*** Record set ***

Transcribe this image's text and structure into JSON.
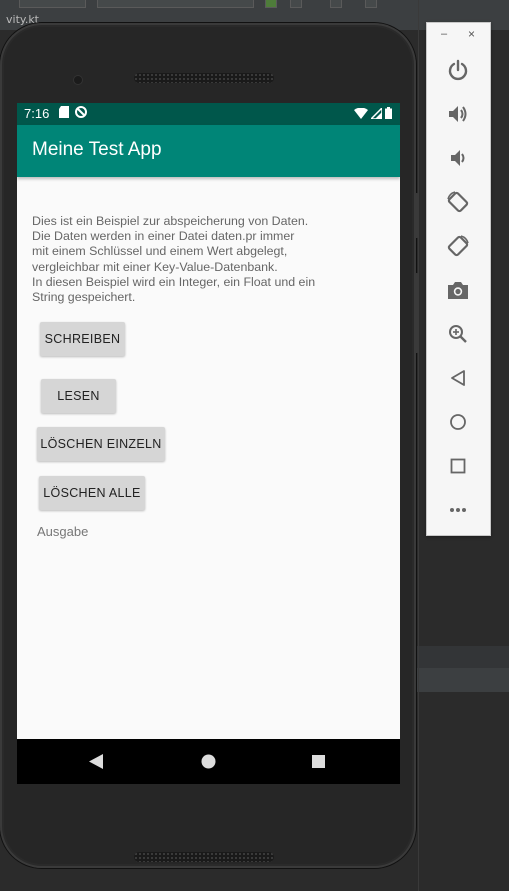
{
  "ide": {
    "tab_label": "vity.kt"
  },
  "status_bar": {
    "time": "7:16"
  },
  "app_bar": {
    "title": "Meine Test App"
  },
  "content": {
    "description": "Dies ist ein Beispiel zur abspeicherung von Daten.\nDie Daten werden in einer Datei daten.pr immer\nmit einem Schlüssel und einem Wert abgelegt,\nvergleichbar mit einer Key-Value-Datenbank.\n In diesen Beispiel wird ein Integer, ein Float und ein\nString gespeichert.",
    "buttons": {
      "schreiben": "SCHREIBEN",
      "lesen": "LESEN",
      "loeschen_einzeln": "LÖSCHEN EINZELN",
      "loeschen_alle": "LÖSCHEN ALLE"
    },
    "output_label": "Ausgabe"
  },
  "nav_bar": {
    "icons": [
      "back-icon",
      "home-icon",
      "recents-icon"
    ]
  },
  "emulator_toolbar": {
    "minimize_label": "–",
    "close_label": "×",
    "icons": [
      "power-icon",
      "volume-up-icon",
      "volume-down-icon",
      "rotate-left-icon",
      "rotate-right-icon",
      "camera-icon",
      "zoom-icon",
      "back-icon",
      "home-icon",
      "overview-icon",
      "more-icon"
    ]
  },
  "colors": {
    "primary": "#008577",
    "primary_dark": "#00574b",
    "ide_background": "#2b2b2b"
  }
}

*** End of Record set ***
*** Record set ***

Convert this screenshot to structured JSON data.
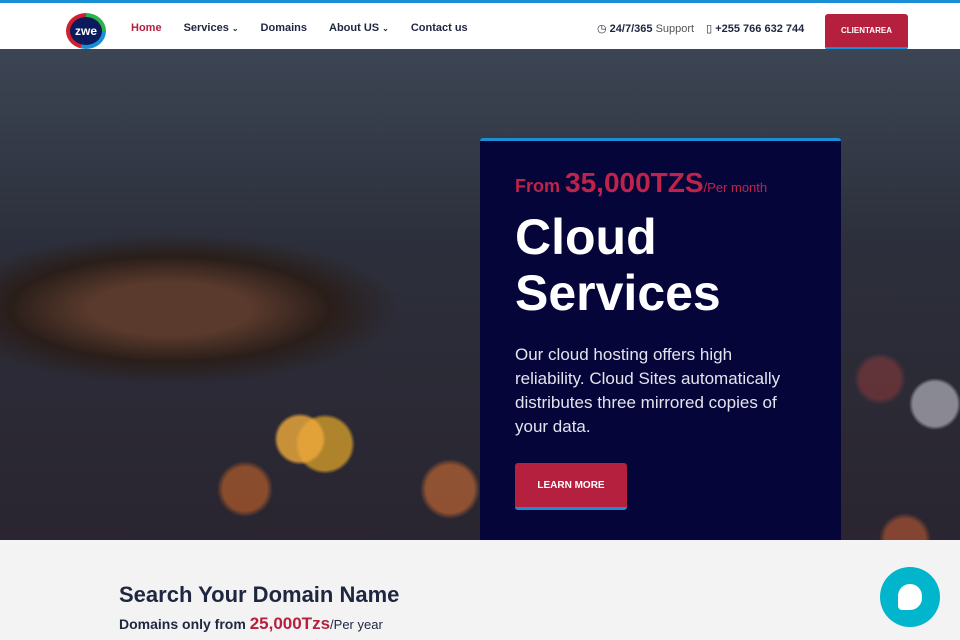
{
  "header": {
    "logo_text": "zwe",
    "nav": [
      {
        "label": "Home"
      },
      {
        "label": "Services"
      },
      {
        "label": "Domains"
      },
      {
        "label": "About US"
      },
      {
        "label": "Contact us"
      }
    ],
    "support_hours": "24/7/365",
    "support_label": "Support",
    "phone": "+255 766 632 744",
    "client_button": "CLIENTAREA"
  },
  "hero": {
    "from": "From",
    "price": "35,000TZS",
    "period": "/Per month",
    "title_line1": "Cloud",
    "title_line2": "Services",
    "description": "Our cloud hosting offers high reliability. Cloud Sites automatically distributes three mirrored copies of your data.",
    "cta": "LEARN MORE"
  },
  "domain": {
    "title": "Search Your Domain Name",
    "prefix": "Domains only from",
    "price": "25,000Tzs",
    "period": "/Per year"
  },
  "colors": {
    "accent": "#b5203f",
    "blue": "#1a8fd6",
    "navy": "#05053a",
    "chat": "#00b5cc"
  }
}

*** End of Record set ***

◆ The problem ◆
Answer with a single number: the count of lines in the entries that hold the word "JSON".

◆ Task answer ◆
2